“You wanna carry my shit in your bag?”
We pry the latch open and groan the hinges open. Daylight blasts into the room; our pupils wince.
Adam stands on a chair, craning his neck to see as far out the window as the wrought-iron bars will allow. “What’s out there?”
He steps off the chair, defeated. “It’s one of those air shafts. People have all their laundry hanging up. And someone’s got a garden down at the bottom.” I refrain from a bad joke about fertilizer.
We collapse on the bed and stare at the ceiling. “Well,” I venture, “we could just put it in the bathroom trash can. I mean, it’s already got our used toilet paper in it, so I doubt they’d really look.”
“I guess you’re right.”
We get dressed quickly. I gingerly bury the plastic bag beneath the top layer of used toilet paper in the wastebasket. I put the lid down on the toilet before we leave the room.
“Bueno dia,” our casa owner greets us warmly, looking up from the newspaper.
“Bueno dia,” we mumble (we’ve learned to drop our “s”s, just not our toilet paper).
“Quieren desayuno?” his amicable, aproned wife asks.
“Um, no, no gracia.” We stand there for a moment, awkwardly. I take a step towards the owner. “Um, pardon, senor.” I fidget, look down. “Hay un problema en el bano.” He nods earnestly at me. “Lo siento.”
Maybe it’s a situation he’s encountered before—poor plumbing meets the foreigner’s paper-flushing habit, topped off with a rocking drinker’s shit. We exchange helpless smiles, and Adam and I scuttle out the front door as fast as we can.
Down on the street, we feel relieved. Neither one of us can stop laughing.
“I think,” Adam declares, “that you’re the best person to be in a bad poo situation with.”
“Really?” I beam at the compliment.
“Well, yeah. I mean, anyone can be practical. That’s not really what you need in a bad poo situation. What you need is someone who will find it absolutely hilarious.”

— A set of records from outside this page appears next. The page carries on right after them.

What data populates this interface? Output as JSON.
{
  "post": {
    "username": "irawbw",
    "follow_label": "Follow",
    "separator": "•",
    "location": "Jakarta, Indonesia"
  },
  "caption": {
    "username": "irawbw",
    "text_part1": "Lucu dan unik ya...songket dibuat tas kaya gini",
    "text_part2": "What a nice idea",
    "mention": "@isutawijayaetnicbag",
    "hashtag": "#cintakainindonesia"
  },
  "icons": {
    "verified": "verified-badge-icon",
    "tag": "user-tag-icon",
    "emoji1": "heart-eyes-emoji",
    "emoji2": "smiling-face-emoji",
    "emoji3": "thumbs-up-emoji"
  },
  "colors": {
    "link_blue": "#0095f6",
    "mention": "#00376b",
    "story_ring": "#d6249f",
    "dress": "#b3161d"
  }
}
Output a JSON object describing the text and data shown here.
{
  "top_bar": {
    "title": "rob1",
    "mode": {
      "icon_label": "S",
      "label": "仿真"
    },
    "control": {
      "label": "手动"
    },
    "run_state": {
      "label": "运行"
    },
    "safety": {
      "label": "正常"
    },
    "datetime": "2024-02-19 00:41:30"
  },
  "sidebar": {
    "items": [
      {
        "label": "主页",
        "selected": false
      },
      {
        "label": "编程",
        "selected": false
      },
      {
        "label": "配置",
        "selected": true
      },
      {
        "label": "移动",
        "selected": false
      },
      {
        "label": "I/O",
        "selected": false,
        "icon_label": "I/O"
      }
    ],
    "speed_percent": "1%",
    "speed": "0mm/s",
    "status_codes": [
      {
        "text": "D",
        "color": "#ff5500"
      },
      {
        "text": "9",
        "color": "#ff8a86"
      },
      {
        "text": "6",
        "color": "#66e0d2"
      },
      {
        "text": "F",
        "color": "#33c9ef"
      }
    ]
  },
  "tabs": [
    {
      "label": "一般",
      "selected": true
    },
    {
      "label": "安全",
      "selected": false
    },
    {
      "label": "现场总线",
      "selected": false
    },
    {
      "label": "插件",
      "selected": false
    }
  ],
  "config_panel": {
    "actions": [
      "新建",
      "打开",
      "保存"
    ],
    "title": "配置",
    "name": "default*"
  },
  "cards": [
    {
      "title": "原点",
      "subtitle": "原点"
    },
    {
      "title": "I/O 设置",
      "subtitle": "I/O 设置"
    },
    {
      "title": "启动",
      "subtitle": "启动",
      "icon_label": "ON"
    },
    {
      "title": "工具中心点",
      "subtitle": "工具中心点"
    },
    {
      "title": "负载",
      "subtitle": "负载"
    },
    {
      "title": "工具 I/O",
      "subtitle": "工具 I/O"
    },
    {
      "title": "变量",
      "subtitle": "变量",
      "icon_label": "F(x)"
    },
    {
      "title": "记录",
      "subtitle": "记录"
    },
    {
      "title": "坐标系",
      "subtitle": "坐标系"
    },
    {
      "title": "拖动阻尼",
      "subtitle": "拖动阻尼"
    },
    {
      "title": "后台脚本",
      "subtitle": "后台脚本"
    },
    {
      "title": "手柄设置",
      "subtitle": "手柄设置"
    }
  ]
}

I take his hand. “I’m honored.”
We continue down the street, holding hands under the half-clouded Cuban sky, towards the Malecon, and a new year.